→ **ACTIVITY**: The count of lines below that include the string "value" is the whole answer; write it alone.

=== Begin Enclosure ===

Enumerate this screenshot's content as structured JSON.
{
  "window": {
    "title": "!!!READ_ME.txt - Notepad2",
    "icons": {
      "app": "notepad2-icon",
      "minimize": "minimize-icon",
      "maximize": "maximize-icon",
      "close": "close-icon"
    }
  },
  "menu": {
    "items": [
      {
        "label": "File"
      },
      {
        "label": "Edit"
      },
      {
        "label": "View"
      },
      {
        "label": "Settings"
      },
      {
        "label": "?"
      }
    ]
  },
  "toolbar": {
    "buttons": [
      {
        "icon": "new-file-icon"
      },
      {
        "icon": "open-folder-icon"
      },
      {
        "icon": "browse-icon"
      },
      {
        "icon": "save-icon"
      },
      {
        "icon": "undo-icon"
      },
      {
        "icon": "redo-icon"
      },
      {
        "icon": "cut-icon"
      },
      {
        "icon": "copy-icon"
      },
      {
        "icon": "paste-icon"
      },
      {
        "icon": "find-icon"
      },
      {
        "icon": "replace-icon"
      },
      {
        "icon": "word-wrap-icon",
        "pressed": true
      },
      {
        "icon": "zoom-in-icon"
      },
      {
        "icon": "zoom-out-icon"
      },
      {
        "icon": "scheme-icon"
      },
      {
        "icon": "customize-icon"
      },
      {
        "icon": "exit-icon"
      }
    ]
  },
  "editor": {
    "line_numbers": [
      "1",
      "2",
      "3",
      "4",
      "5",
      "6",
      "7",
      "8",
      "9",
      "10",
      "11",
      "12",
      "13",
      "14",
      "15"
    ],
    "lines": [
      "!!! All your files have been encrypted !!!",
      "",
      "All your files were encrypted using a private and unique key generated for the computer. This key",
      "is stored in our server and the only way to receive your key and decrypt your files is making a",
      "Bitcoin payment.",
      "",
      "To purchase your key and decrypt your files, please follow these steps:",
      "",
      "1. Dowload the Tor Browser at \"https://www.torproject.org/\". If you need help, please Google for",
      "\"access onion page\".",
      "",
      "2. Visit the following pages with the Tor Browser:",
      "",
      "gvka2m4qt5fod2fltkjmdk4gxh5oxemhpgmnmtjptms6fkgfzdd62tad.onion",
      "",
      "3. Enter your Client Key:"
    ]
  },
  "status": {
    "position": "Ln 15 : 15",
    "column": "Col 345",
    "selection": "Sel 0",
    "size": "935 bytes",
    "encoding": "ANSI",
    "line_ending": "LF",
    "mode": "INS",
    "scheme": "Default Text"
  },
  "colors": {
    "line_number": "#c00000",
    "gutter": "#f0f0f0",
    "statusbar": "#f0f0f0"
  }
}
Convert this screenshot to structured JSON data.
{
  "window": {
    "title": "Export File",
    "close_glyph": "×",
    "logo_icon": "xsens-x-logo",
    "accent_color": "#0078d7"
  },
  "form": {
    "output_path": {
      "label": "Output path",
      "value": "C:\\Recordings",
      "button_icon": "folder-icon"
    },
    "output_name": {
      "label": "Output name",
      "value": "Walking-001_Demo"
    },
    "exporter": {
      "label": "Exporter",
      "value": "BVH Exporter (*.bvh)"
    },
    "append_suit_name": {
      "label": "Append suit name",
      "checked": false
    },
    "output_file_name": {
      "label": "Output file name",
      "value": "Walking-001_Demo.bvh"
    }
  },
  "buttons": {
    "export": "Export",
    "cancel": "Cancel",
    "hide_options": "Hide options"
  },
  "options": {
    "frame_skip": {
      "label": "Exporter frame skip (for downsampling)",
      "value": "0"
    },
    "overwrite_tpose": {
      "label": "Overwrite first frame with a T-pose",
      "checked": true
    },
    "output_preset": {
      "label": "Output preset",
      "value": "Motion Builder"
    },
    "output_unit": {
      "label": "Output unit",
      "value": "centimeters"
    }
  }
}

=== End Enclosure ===

→ **RESPONSE**: 7